(Entries from a dataset of interfaces)
_ _ _ _ _
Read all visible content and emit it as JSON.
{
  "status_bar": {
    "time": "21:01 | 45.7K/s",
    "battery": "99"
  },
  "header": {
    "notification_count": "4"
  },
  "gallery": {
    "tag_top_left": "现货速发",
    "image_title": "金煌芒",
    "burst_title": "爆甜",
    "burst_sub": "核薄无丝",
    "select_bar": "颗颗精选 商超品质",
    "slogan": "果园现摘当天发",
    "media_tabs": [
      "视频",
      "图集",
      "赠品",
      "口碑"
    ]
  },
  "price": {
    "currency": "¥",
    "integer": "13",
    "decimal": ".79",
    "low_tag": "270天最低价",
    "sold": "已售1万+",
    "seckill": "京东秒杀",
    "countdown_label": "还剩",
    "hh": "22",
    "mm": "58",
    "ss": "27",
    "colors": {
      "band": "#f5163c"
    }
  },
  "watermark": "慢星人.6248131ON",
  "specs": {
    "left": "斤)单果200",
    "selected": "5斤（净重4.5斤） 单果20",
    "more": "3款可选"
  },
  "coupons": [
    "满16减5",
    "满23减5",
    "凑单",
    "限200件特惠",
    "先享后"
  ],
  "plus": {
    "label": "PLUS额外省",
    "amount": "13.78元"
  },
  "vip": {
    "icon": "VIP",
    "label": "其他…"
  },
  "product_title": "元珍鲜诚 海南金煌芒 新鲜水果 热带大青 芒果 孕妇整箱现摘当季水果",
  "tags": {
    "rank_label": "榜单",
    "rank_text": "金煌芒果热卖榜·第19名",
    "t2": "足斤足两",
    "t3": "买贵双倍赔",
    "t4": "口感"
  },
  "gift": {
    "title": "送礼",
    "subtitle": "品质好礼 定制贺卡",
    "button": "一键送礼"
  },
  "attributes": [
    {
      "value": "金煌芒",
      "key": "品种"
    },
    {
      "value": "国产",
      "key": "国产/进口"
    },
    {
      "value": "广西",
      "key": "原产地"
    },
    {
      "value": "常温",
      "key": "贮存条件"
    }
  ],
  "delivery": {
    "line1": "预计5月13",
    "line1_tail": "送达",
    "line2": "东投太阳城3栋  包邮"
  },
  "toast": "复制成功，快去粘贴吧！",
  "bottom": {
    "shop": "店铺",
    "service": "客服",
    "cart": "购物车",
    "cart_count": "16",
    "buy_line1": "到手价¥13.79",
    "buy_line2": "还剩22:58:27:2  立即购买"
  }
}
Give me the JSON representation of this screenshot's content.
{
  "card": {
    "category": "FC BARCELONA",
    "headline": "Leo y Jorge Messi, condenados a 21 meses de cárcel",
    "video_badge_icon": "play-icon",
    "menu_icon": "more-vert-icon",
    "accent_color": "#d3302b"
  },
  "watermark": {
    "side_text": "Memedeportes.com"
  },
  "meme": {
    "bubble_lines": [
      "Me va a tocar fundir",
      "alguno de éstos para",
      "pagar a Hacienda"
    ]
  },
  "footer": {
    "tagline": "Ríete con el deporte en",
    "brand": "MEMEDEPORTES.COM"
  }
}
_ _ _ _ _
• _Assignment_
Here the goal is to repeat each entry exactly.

• _Reply_
Read all visible content and emit it as JSON.
{
  "status_bar": {
    "time": "21:01 | 45.7K/s",
    "battery": "99"
  },
  "header": {
    "notification_count": "4"
  },
  "gallery": {
    "tag_top_left": "现货速发",
    "image_title": "金煌芒",
    "burst_title": "爆甜",
    "burst_sub": "核薄无丝",
    "select_bar": "颗颗精选 商超品质",
    "slogan": "果园现摘当天发",
    "media_tabs": [
      "视频",
      "图集",
      "赠品",
      "口碑"
    ]
  },
  "price": {
    "currency": "¥",
    "integer": "13",
    "decimal": ".79",
    "low_tag": "270天最低价",
    "sold": "已售1万+",
    "seckill": "京东秒杀",
    "countdown_label": "还剩",
    "hh": "22",
    "mm": "58",
    "ss": "27",
    "colors": {
      "band": "#f5163c"
    }
  },
  "watermark": "慢星人.6248131ON",
  "specs": {
    "left": "斤)单果200",
    "selected": "5斤（净重4.5斤） 单果20",
    "more": "3款可选"
  },
  "coupons": [
    "满16减5",
    "满23减5",
    "凑单",
    "限200件特惠",
    "先享后"
  ],
  "plus": {
    "label": "PLUS额外省",
    "amount": "13.78元"
  },
  "vip": {
    "icon": "VIP",
    "label": "其他…"
  },
  "product_title": "元珍鲜诚 海南金煌芒 新鲜水果 热带大青 芒果 孕妇整箱现摘当季水果",
  "tags": {
    "rank_label": "榜单",
    "rank_text": "金煌芒果热卖榜·第19名",
    "t2": "足斤足两",
    "t3": "买贵双倍赔",
    "t4": "口感"
  },
  "gift": {
    "title": "送礼",
    "subtitle": "品质好礼 定制贺卡",
    "button": "一键送礼"
  },
  "attributes": [
    {
      "value": "金煌芒",
      "key": "品种"
    },
    {
      "value": "国产",
      "key": "国产/进口"
    },
    {
      "value": "广西",
      "key": "原产地"
    },
    {
      "value": "常温",
      "key": "贮存条件"
    }
  ],
  "delivery": {
    "line1": "预计5月13",
    "line1_tail": "送达",
    "line2": "东投太阳城3栋  包邮"
  },
  "toast": "复制成功，快去粘贴吧！",
  "bottom": {
    "shop": "店铺",
    "service": "客服",
    "cart": "购物车",
    "cart_count": "16",
    "buy_line1": "到手价¥13.79",
    "buy_line2": "还剩22:58:27:2  立即购买"
  }
}
Give me the JSON representation of this screenshot's content.
{
  "card": {
    "category": "FC BARCELONA",
    "headline": "Leo y Jorge Messi, condenados a 21 meses de cárcel",
    "video_badge_icon": "play-icon",
    "menu_icon": "more-vert-icon",
    "accent_color": "#d3302b"
  },
  "watermark": {
    "side_text": "Memedeportes.com"
  },
  "meme": {
    "bubble_lines": [
      "Me va a tocar fundir",
      "alguno de éstos para",
      "pagar a Hacienda"
    ]
  },
  "footer": {
    "tagline": "Ríete con el deporte en",
    "brand": "MEMEDEPORTES.COM"
  }
}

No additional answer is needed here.